[Items from an interface collection]

____

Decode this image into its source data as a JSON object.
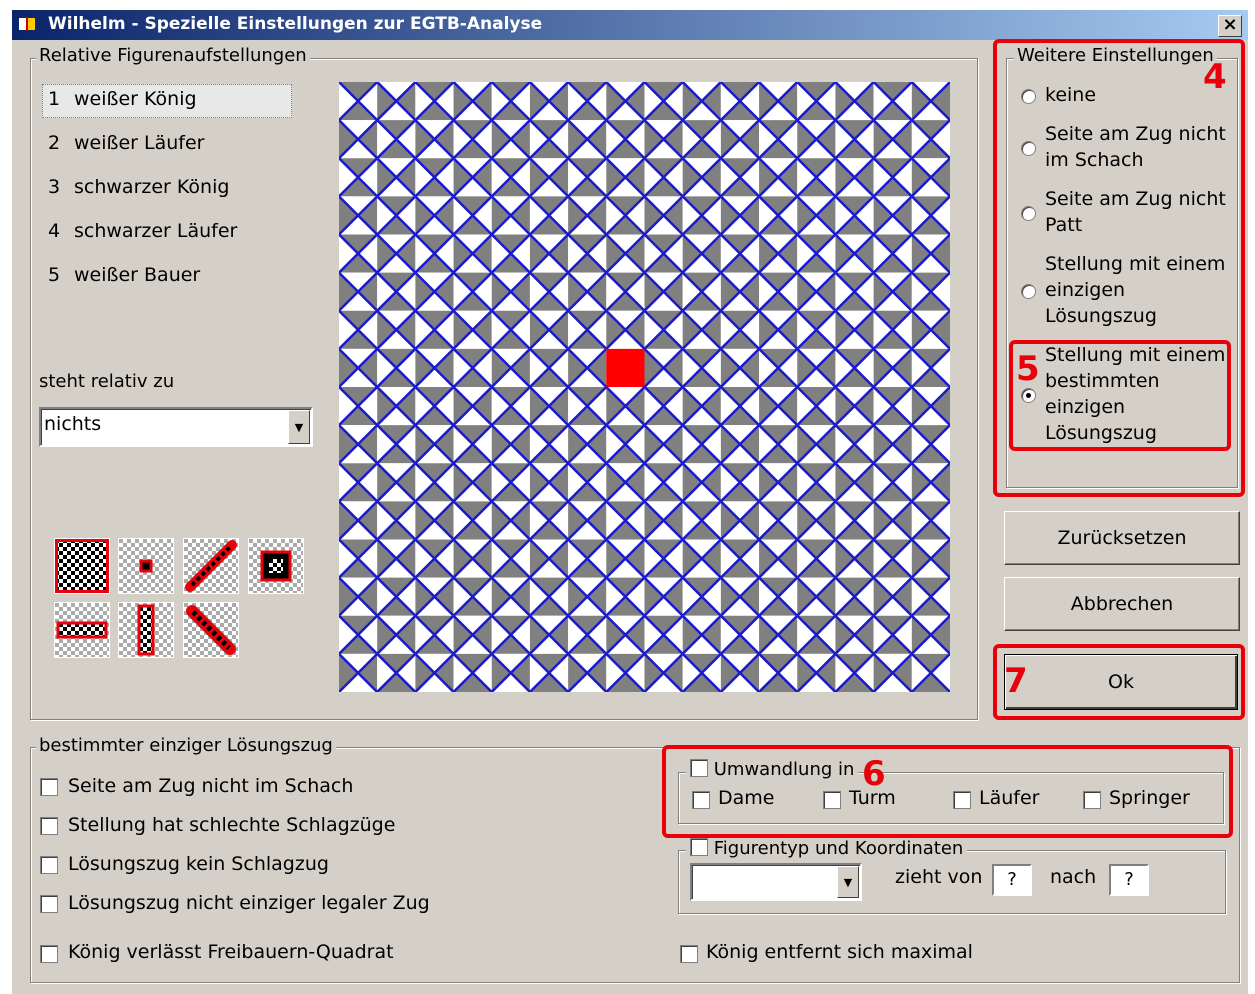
{
  "window": {
    "title": "Wilhelm - Spezielle Einstellungen zur EGTB-Analyse",
    "close": "×"
  },
  "relative": {
    "legend": "Relative Figurenaufstellungen",
    "items": [
      {
        "num": "1",
        "label": "weißer König"
      },
      {
        "num": "2",
        "label": "weißer Läufer"
      },
      {
        "num": "3",
        "label": "schwarzer König"
      },
      {
        "num": "4",
        "label": "schwarzer Läufer"
      },
      {
        "num": "5",
        "label": "weißer Bauer"
      }
    ],
    "relative_label": "steht relativ zu",
    "relative_value": "nichts",
    "combo_arrow": "▼"
  },
  "weitere": {
    "legend": "Weitere Einstellungen",
    "options": [
      {
        "lines": [
          "keine"
        ],
        "selected": false
      },
      {
        "lines": [
          "Seite am Zug nicht",
          "im Schach"
        ],
        "selected": false
      },
      {
        "lines": [
          "Seite am Zug nicht",
          "Patt"
        ],
        "selected": false
      },
      {
        "lines": [
          "Stellung mit einem",
          "einzigen",
          "Lösungszug"
        ],
        "selected": false
      },
      {
        "lines": [
          "Stellung mit einem",
          "bestimmten",
          "einzigen",
          "Lösungszug"
        ],
        "selected": true
      }
    ]
  },
  "buttons": {
    "reset": "Zurücksetzen",
    "cancel": "Abbrechen",
    "ok": "Ok"
  },
  "bestimmt": {
    "legend": "bestimmter einziger Lösungszug",
    "checks": [
      "Seite am Zug nicht im Schach",
      "Stellung hat schlechte Schlagzüge",
      "Lösungszug kein Schlagzug",
      "Lösungszug nicht einziger legaler Zug"
    ],
    "king_leaves": "König verlässt Freibauern-Quadrat",
    "king_distance": "König entfernt sich maximal",
    "umwandlung": {
      "label": "Umwandlung in",
      "pieces": [
        "Dame",
        "Turm",
        "Läufer",
        "Springer"
      ]
    },
    "figurentyp": {
      "label": "Figurentyp und Koordinaten",
      "zieht_von": "zieht von",
      "von_value": "?",
      "nach": "nach",
      "nach_value": "?"
    }
  },
  "annotations": [
    "4",
    "5",
    "6",
    "7"
  ],
  "colors": {
    "highlight": "#e8000a",
    "board_blue": "#1a1acc",
    "board_gray": "#808080",
    "target_square": "#ff0000"
  },
  "board": {
    "rows": 16,
    "cols": 16,
    "target_row": 7,
    "target_col": 7
  }
}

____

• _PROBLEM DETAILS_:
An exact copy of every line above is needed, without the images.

• _WRITTEN REPLY_:
Decode this image into its source data as a JSON object.
{
  "window": {
    "title": "Wilhelm - Spezielle Einstellungen zur EGTB-Analyse",
    "close": "×"
  },
  "relative": {
    "legend": "Relative Figurenaufstellungen",
    "items": [
      {
        "num": "1",
        "label": "weißer König"
      },
      {
        "num": "2",
        "label": "weißer Läufer"
      },
      {
        "num": "3",
        "label": "schwarzer König"
      },
      {
        "num": "4",
        "label": "schwarzer Läufer"
      },
      {
        "num": "5",
        "label": "weißer Bauer"
      }
    ],
    "relative_label": "steht relativ zu",
    "relative_value": "nichts",
    "combo_arrow": "▼"
  },
  "weitere": {
    "legend": "Weitere Einstellungen",
    "options": [
      {
        "lines": [
          "keine"
        ],
        "selected": false
      },
      {
        "lines": [
          "Seite am Zug nicht",
          "im Schach"
        ],
        "selected": false
      },
      {
        "lines": [
          "Seite am Zug nicht",
          "Patt"
        ],
        "selected": false
      },
      {
        "lines": [
          "Stellung mit einem",
          "einzigen",
          "Lösungszug"
        ],
        "selected": false
      },
      {
        "lines": [
          "Stellung mit einem",
          "bestimmten",
          "einzigen",
          "Lösungszug"
        ],
        "selected": true
      }
    ]
  },
  "buttons": {
    "reset": "Zurücksetzen",
    "cancel": "Abbrechen",
    "ok": "Ok"
  },
  "bestimmt": {
    "legend": "bestimmter einziger Lösungszug",
    "checks": [
      "Seite am Zug nicht im Schach",
      "Stellung hat schlechte Schlagzüge",
      "Lösungszug kein Schlagzug",
      "Lösungszug nicht einziger legaler Zug"
    ],
    "king_leaves": "König verlässt Freibauern-Quadrat",
    "king_distance": "König entfernt sich maximal",
    "umwandlung": {
      "label": "Umwandlung in",
      "pieces": [
        "Dame",
        "Turm",
        "Läufer",
        "Springer"
      ]
    },
    "figurentyp": {
      "label": "Figurentyp und Koordinaten",
      "zieht_von": "zieht von",
      "von_value": "?",
      "nach": "nach",
      "nach_value": "?"
    }
  },
  "annotations": [
    "4",
    "5",
    "6",
    "7"
  ],
  "colors": {
    "highlight": "#e8000a",
    "board_blue": "#1a1acc",
    "board_gray": "#808080",
    "target_square": "#ff0000"
  },
  "board": {
    "rows": 16,
    "cols": 16,
    "target_row": 7,
    "target_col": 7
  }
}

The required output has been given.